**DIRECTIONS**
Copy each line of the following data that contains "screenshot".

+++

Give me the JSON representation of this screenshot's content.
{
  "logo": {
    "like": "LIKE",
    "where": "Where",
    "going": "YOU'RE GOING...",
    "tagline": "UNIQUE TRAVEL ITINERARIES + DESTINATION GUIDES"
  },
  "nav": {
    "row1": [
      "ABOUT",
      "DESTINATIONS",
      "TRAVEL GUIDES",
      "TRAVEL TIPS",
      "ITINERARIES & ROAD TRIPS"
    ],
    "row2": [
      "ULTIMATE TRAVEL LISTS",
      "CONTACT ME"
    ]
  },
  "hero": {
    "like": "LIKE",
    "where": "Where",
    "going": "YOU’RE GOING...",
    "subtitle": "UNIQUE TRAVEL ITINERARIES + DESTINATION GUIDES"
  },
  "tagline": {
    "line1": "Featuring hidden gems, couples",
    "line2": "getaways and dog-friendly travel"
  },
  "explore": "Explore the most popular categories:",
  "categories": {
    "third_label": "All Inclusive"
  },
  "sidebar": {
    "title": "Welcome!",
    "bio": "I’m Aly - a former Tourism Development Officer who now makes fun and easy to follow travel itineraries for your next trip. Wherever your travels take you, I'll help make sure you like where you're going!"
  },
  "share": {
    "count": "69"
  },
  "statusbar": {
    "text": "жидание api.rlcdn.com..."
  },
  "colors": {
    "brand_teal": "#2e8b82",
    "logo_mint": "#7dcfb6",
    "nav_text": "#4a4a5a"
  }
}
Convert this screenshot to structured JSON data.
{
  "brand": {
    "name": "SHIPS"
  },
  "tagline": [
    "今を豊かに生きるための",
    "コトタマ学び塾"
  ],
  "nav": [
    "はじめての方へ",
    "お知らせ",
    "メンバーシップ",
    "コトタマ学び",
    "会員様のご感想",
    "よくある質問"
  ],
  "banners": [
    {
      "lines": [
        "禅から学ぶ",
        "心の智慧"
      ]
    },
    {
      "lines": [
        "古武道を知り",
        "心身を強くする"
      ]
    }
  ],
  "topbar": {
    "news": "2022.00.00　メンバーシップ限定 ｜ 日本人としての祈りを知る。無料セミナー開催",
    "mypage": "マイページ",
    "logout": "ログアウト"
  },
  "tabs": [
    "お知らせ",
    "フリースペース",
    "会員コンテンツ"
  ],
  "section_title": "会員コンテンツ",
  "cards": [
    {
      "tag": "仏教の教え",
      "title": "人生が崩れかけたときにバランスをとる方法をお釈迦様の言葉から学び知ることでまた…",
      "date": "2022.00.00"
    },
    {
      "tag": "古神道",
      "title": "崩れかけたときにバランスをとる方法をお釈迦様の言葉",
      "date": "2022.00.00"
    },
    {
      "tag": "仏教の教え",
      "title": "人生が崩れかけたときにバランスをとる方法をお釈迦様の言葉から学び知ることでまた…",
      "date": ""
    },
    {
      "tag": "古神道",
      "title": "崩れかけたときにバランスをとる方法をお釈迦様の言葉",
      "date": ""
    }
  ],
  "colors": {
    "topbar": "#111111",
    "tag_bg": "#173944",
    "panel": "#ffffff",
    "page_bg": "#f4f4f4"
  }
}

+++

**REPLY TO THE TASK**
Give me the JSON representation of this screenshot's content.
Convert this screenshot to structured JSON data.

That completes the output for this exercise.